◆ **Task instructions**: Print all the records exactly as they stand.

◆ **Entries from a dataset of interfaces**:
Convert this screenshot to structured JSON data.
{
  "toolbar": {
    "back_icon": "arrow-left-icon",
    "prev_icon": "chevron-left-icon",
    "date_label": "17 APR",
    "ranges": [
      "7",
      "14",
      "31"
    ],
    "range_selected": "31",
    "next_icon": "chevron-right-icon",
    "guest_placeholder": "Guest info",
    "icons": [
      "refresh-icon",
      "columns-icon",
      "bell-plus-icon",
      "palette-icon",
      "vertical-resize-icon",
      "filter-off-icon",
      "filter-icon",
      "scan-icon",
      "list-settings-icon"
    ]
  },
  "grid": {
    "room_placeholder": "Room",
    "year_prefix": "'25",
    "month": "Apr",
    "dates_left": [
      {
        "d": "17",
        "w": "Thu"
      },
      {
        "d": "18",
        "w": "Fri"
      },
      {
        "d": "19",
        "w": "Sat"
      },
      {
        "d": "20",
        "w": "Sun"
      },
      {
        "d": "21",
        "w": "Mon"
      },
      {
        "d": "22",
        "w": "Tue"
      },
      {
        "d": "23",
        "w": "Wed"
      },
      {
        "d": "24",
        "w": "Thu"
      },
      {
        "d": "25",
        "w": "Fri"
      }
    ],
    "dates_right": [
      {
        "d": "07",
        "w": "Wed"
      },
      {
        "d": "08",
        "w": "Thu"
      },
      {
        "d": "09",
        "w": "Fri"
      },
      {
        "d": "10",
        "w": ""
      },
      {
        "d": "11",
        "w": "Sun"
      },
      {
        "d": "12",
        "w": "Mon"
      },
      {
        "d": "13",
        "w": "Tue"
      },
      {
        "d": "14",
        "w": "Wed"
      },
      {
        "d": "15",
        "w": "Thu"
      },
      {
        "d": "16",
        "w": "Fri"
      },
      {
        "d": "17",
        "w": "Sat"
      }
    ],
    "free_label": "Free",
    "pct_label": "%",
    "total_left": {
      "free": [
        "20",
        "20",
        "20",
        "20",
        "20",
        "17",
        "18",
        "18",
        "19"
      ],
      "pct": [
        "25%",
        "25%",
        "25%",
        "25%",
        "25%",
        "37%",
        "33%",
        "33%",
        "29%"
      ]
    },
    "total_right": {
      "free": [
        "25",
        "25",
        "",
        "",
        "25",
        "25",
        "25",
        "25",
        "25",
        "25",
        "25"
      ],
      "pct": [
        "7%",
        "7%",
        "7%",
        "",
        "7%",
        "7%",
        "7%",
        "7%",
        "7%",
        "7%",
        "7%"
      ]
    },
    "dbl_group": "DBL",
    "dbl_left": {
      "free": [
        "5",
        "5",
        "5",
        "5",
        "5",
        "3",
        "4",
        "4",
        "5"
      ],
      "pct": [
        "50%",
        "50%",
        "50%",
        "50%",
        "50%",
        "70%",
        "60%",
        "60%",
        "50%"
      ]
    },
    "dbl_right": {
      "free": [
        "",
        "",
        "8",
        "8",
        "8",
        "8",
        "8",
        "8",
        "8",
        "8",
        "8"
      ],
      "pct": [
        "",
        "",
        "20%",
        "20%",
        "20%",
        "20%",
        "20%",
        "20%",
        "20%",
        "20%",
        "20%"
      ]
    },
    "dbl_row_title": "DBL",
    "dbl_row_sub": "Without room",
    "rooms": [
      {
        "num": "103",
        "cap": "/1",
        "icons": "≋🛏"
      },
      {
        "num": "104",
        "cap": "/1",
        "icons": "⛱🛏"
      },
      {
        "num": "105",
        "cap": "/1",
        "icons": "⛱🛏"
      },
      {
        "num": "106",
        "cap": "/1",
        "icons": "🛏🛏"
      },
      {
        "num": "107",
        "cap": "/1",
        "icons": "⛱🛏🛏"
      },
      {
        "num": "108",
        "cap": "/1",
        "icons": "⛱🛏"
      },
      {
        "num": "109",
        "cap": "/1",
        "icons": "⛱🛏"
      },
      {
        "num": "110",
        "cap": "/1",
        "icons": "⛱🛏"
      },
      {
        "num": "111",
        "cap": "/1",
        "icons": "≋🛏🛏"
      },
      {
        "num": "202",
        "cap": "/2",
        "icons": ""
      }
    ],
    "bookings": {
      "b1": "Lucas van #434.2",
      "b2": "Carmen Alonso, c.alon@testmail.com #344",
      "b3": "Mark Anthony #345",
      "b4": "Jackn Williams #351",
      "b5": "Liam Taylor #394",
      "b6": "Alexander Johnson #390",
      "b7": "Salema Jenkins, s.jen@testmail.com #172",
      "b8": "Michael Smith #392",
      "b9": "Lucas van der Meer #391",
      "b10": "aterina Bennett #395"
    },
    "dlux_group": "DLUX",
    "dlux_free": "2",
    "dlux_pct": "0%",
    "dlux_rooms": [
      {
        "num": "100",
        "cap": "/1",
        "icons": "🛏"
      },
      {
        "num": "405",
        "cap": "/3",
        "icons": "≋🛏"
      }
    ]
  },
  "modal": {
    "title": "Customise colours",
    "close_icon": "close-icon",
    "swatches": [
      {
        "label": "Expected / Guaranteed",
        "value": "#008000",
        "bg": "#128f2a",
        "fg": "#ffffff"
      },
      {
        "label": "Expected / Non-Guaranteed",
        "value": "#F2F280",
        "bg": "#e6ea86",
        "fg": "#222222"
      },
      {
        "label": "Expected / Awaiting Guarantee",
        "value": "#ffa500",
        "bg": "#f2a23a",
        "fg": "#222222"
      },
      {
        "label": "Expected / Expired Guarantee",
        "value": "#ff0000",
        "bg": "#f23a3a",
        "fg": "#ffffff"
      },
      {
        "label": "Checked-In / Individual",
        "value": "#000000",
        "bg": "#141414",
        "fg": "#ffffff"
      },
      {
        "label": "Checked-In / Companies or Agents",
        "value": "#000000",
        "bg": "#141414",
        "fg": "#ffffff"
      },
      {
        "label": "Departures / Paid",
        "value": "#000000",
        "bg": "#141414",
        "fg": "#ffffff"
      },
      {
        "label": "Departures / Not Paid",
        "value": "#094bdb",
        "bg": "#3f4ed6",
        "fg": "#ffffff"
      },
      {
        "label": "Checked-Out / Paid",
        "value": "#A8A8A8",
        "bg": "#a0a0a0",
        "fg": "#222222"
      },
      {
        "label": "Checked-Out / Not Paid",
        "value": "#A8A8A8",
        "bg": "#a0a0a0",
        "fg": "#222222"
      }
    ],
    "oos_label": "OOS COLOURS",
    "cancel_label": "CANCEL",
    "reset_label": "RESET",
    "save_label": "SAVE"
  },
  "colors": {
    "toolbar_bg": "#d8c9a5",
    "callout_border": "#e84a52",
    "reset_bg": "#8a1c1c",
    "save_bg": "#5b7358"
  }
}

◆ **Result of the exercise**:
Convert this screenshot to structured JSON data.
{
  "toolbar": {
    "back_icon": "arrow-left-icon",
    "prev_icon": "chevron-left-icon",
    "date_label": "17 APR",
    "ranges": [
      "7",
      "14",
      "31"
    ],
    "range_selected": "31",
    "next_icon": "chevron-right-icon",
    "guest_placeholder": "Guest info",
    "icons": [
      "refresh-icon",
      "columns-icon",
      "bell-plus-icon",
      "palette-icon",
      "vertical-resize-icon",
      "filter-off-icon",
      "filter-icon",
      "scan-icon",
      "list-settings-icon"
    ]
  },
  "grid": {
    "room_placeholder": "Room",
    "year_prefix": "'25",
    "month": "Apr",
    "dates_left": [
      {
        "d": "17",
        "w": "Thu"
      },
      {
        "d": "18",
        "w": "Fri"
      },
      {
        "d": "19",
        "w": "Sat"
      },
      {
        "d": "20",
        "w": "Sun"
      },
      {
        "d": "21",
        "w": "Mon"
      },
      {
        "d": "22",
        "w": "Tue"
      },
      {
        "d": "23",
        "w": "Wed"
      },
      {
        "d": "24",
        "w": "Thu"
      },
      {
        "d": "25",
        "w": "Fri"
      }
    ],
    "dates_right": [
      {
        "d": "07",
        "w": "Wed"
      },
      {
        "d": "08",
        "w": "Thu"
      },
      {
        "d": "09",
        "w": "Fri"
      },
      {
        "d": "10",
        "w": ""
      },
      {
        "d": "11",
        "w": "Sun"
      },
      {
        "d": "12",
        "w": "Mon"
      },
      {
        "d": "13",
        "w": "Tue"
      },
      {
        "d": "14",
        "w": "Wed"
      },
      {
        "d": "15",
        "w": "Thu"
      },
      {
        "d": "16",
        "w": "Fri"
      },
      {
        "d": "17",
        "w": "Sat"
      }
    ],
    "free_label": "Free",
    "pct_label": "%",
    "total_left": {
      "free": [
        "20",
        "20",
        "20",
        "20",
        "20",
        "17",
        "18",
        "18",
        "19"
      ],
      "pct": [
        "25%",
        "25%",
        "25%",
        "25%",
        "25%",
        "37%",
        "33%",
        "33%",
        "29%"
      ]
    },
    "total_right": {
      "free": [
        "25",
        "25",
        "",
        "",
        "25",
        "25",
        "25",
        "25",
        "25",
        "25",
        "25"
      ],
      "pct": [
        "7%",
        "7%",
        "7%",
        "",
        "7%",
        "7%",
        "7%",
        "7%",
        "7%",
        "7%",
        "7%"
      ]
    },
    "dbl_group": "DBL",
    "dbl_left": {
      "free": [
        "5",
        "5",
        "5",
        "5",
        "5",
        "3",
        "4",
        "4",
        "5"
      ],
      "pct": [
        "50%",
        "50%",
        "50%",
        "50%",
        "50%",
        "70%",
        "60%",
        "60%",
        "50%"
      ]
    },
    "dbl_right": {
      "free": [
        "",
        "",
        "8",
        "8",
        "8",
        "8",
        "8",
        "8",
        "8",
        "8",
        "8"
      ],
      "pct": [
        "",
        "",
        "20%",
        "20%",
        "20%",
        "20%",
        "20%",
        "20%",
        "20%",
        "20%",
        "20%"
      ]
    },
    "dbl_row_title": "DBL",
    "dbl_row_sub": "Without room",
    "rooms": [
      {
        "num": "103",
        "cap": "/1",
        "icons": "≋🛏"
      },
      {
        "num": "104",
        "cap": "/1",
        "icons": "⛱🛏"
      },
      {
        "num": "105",
        "cap": "/1",
        "icons": "⛱🛏"
      },
      {
        "num": "106",
        "cap": "/1",
        "icons": "🛏🛏"
      },
      {
        "num": "107",
        "cap": "/1",
        "icons": "⛱🛏🛏"
      },
      {
        "num": "108",
        "cap": "/1",
        "icons": "⛱🛏"
      },
      {
        "num": "109",
        "cap": "/1",
        "icons": "⛱🛏"
      },
      {
        "num": "110",
        "cap": "/1",
        "icons": "⛱🛏"
      },
      {
        "num": "111",
        "cap": "/1",
        "icons": "≋🛏🛏"
      },
      {
        "num": "202",
        "cap": "/2",
        "icons": ""
      }
    ],
    "bookings": {
      "b1": "Lucas van #434.2",
      "b2": "Carmen Alonso, c.alon@testmail.com #344",
      "b3": "Mark Anthony #345",
      "b4": "Jackn Williams #351",
      "b5": "Liam Taylor #394",
      "b6": "Alexander Johnson #390",
      "b7": "Salema Jenkins, s.jen@testmail.com #172",
      "b8": "Michael Smith #392",
      "b9": "Lucas van der Meer #391",
      "b10": "aterina Bennett #395"
    },
    "dlux_group": "DLUX",
    "dlux_free": "2",
    "dlux_pct": "0%",
    "dlux_rooms": [
      {
        "num": "100",
        "cap": "/1",
        "icons": "🛏"
      },
      {
        "num": "405",
        "cap": "/3",
        "icons": "≋🛏"
      }
    ]
  },
  "modal": {
    "title": "Customise colours",
    "close_icon": "close-icon",
    "swatches": [
      {
        "label": "Expected / Guaranteed",
        "value": "#008000",
        "bg": "#128f2a",
        "fg": "#ffffff"
      },
      {
        "label": "Expected / Non-Guaranteed",
        "value": "#F2F280",
        "bg": "#e6ea86",
        "fg": "#222222"
      },
      {
        "label": "Expected / Awaiting Guarantee",
        "value": "#ffa500",
        "bg": "#f2a23a",
        "fg": "#222222"
      },
      {
        "label": "Expected / Expired Guarantee",
        "value": "#ff0000",
        "bg": "#f23a3a",
        "fg": "#ffffff"
      },
      {
        "label": "Checked-In / Individual",
        "value": "#000000",
        "bg": "#141414",
        "fg": "#ffffff"
      },
      {
        "label": "Checked-In / Companies or Agents",
        "value": "#000000",
        "bg": "#141414",
        "fg": "#ffffff"
      },
      {
        "label": "Departures / Paid",
        "value": "#000000",
        "bg": "#141414",
        "fg": "#ffffff"
      },
      {
        "label": "Departures / Not Paid",
        "value": "#094bdb",
        "bg": "#3f4ed6",
        "fg": "#ffffff"
      },
      {
        "label": "Checked-Out / Paid",
        "value": "#A8A8A8",
        "bg": "#a0a0a0",
        "fg": "#222222"
      },
      {
        "label": "Checked-Out / Not Paid",
        "value": "#A8A8A8",
        "bg": "#a0a0a0",
        "fg": "#222222"
      }
    ],
    "oos_label": "OOS COLOURS",
    "cancel_label": "CANCEL",
    "reset_label": "RESET",
    "save_label": "SAVE"
  },
  "colors": {
    "toolbar_bg": "#d8c9a5",
    "callout_border": "#e84a52",
    "reset_bg": "#8a1c1c",
    "save_bg": "#5b7358"
  }
}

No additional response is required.